= ACTIVITY =
The entries that follow need to be printed exactly as they are, minus any pictures.

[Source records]
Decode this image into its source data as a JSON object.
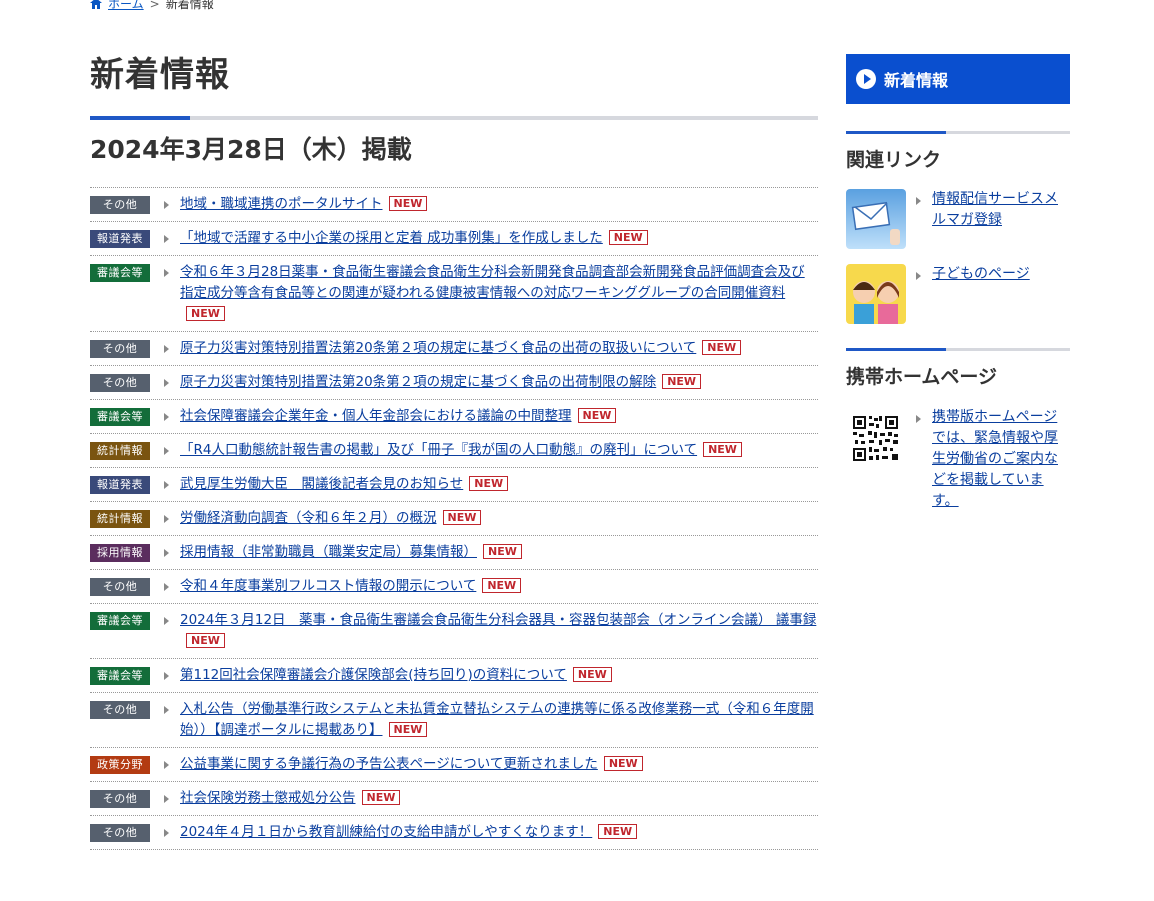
{
  "breadcrumb": {
    "home": "ホーム",
    "separator": ">",
    "current": "新着情報"
  },
  "page_title": "新着情報",
  "date_heading": "2024年3月28日（木）掲載",
  "new_label": "NEW",
  "categories": {
    "other": {
      "label": "その他",
      "color": "#56606e"
    },
    "press": {
      "label": "報道発表",
      "color": "#3a4a7a"
    },
    "council": {
      "label": "審議会等",
      "color": "#136d3a"
    },
    "stats": {
      "label": "統計情報",
      "color": "#7a5410"
    },
    "recruit": {
      "label": "採用情報",
      "color": "#5b2d5e"
    },
    "policy": {
      "label": "政策分野",
      "color": "#b33b12"
    }
  },
  "news": [
    {
      "category": "その他",
      "color": "#56606e",
      "text": "地域・職域連携のポータルサイト"
    },
    {
      "category": "報道発表",
      "color": "#3a4a7a",
      "text": "「地域で活躍する中小企業の採用と定着 成功事例集」を作成しました"
    },
    {
      "category": "審議会等",
      "color": "#136d3a",
      "text": "令和６年３月28日薬事・食品衛生審議会食品衛生分科会新開発食品調査部会新開発食品評価調査会及び指定成分等含有食品等との関連が疑われる健康被害情報への対応ワーキンググループの合同開催資料"
    },
    {
      "category": "その他",
      "color": "#56606e",
      "text": "原子力災害対策特別措置法第20条第２項の規定に基づく食品の出荷の取扱いについて"
    },
    {
      "category": "その他",
      "color": "#56606e",
      "text": "原子力災害対策特別措置法第20条第２項の規定に基づく食品の出荷制限の解除"
    },
    {
      "category": "審議会等",
      "color": "#136d3a",
      "text": "社会保障審議会企業年金・個人年金部会における議論の中間整理"
    },
    {
      "category": "統計情報",
      "color": "#7a5410",
      "text": "「R4人口動態統計報告書の掲載」及び「冊子『我が国の人口動態』の廃刊」について"
    },
    {
      "category": "報道発表",
      "color": "#3a4a7a",
      "text": "武見厚生労働大臣　閣議後記者会見のお知らせ"
    },
    {
      "category": "統計情報",
      "color": "#7a5410",
      "text": "労働経済動向調査（令和６年２月）の概況"
    },
    {
      "category": "採用情報",
      "color": "#5b2d5e",
      "text": "採用情報（非常勤職員（職業安定局）募集情報）"
    },
    {
      "category": "その他",
      "color": "#56606e",
      "text": "令和４年度事業別フルコスト情報の開示について"
    },
    {
      "category": "審議会等",
      "color": "#136d3a",
      "text": "2024年３月12日　薬事・食品衛生審議会食品衛生分科会器具・容器包装部会（オンライン会議） 議事録"
    },
    {
      "category": "審議会等",
      "color": "#136d3a",
      "text": "第112回社会保障審議会介護保険部会(持ち回り)の資料について"
    },
    {
      "category": "その他",
      "color": "#56606e",
      "text": "入札公告（労働基準行政システムと未払賃金立替払システムの連携等に係る改修業務一式（令和６年度開始））【調達ポータルに掲載あり】"
    },
    {
      "category": "政策分野",
      "color": "#b33b12",
      "text": "公益事業に関する争議行為の予告公表ページについて更新されました"
    },
    {
      "category": "その他",
      "color": "#56606e",
      "text": "社会保険労務士懲戒処分公告"
    },
    {
      "category": "その他",
      "color": "#56606e",
      "text": "2024年４月１日から教育訓練給付の支給申請がしやすくなります！"
    }
  ],
  "sidebar": {
    "nav_label": "新着情報",
    "related_heading": "関連リンク",
    "related_links": [
      {
        "text": "情報配信サービスメルマガ登録",
        "icon": "mail-envelope-icon"
      },
      {
        "text": "子どものページ",
        "icon": "children-icon"
      }
    ],
    "mobile_heading": "携帯ホームページ",
    "mobile_text": "携帯版ホームページでは、緊急情報や厚生労働省のご案内などを掲載しています。"
  }
}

= SOLUTION FOR THIS TASK =
Decode this image into its source data as a JSON object.
{
  "breadcrumb": {
    "home": "ホーム",
    "separator": ">",
    "current": "新着情報"
  },
  "page_title": "新着情報",
  "date_heading": "2024年3月28日（木）掲載",
  "new_label": "NEW",
  "categories": {
    "other": {
      "label": "その他",
      "color": "#56606e"
    },
    "press": {
      "label": "報道発表",
      "color": "#3a4a7a"
    },
    "council": {
      "label": "審議会等",
      "color": "#136d3a"
    },
    "stats": {
      "label": "統計情報",
      "color": "#7a5410"
    },
    "recruit": {
      "label": "採用情報",
      "color": "#5b2d5e"
    },
    "policy": {
      "label": "政策分野",
      "color": "#b33b12"
    }
  },
  "news": [
    {
      "category": "その他",
      "color": "#56606e",
      "text": "地域・職域連携のポータルサイト"
    },
    {
      "category": "報道発表",
      "color": "#3a4a7a",
      "text": "「地域で活躍する中小企業の採用と定着 成功事例集」を作成しました"
    },
    {
      "category": "審議会等",
      "color": "#136d3a",
      "text": "令和６年３月28日薬事・食品衛生審議会食品衛生分科会新開発食品調査部会新開発食品評価調査会及び指定成分等含有食品等との関連が疑われる健康被害情報への対応ワーキンググループの合同開催資料"
    },
    {
      "category": "その他",
      "color": "#56606e",
      "text": "原子力災害対策特別措置法第20条第２項の規定に基づく食品の出荷の取扱いについて"
    },
    {
      "category": "その他",
      "color": "#56606e",
      "text": "原子力災害対策特別措置法第20条第２項の規定に基づく食品の出荷制限の解除"
    },
    {
      "category": "審議会等",
      "color": "#136d3a",
      "text": "社会保障審議会企業年金・個人年金部会における議論の中間整理"
    },
    {
      "category": "統計情報",
      "color": "#7a5410",
      "text": "「R4人口動態統計報告書の掲載」及び「冊子『我が国の人口動態』の廃刊」について"
    },
    {
      "category": "報道発表",
      "color": "#3a4a7a",
      "text": "武見厚生労働大臣　閣議後記者会見のお知らせ"
    },
    {
      "category": "統計情報",
      "color": "#7a5410",
      "text": "労働経済動向調査（令和６年２月）の概況"
    },
    {
      "category": "採用情報",
      "color": "#5b2d5e",
      "text": "採用情報（非常勤職員（職業安定局）募集情報）"
    },
    {
      "category": "その他",
      "color": "#56606e",
      "text": "令和４年度事業別フルコスト情報の開示について"
    },
    {
      "category": "審議会等",
      "color": "#136d3a",
      "text": "2024年３月12日　薬事・食品衛生審議会食品衛生分科会器具・容器包装部会（オンライン会議） 議事録"
    },
    {
      "category": "審議会等",
      "color": "#136d3a",
      "text": "第112回社会保障審議会介護保険部会(持ち回り)の資料について"
    },
    {
      "category": "その他",
      "color": "#56606e",
      "text": "入札公告（労働基準行政システムと未払賃金立替払システムの連携等に係る改修業務一式（令和６年度開始））【調達ポータルに掲載あり】"
    },
    {
      "category": "政策分野",
      "color": "#b33b12",
      "text": "公益事業に関する争議行為の予告公表ページについて更新されました"
    },
    {
      "category": "その他",
      "color": "#56606e",
      "text": "社会保険労務士懲戒処分公告"
    },
    {
      "category": "その他",
      "color": "#56606e",
      "text": "2024年４月１日から教育訓練給付の支給申請がしやすくなります！"
    }
  ],
  "sidebar": {
    "nav_label": "新着情報",
    "related_heading": "関連リンク",
    "related_links": [
      {
        "text": "情報配信サービスメルマガ登録",
        "icon": "mail-envelope-icon"
      },
      {
        "text": "子どものページ",
        "icon": "children-icon"
      }
    ],
    "mobile_heading": "携帯ホームページ",
    "mobile_text": "携帯版ホームページでは、緊急情報や厚生労働省のご案内などを掲載しています。"
  }
}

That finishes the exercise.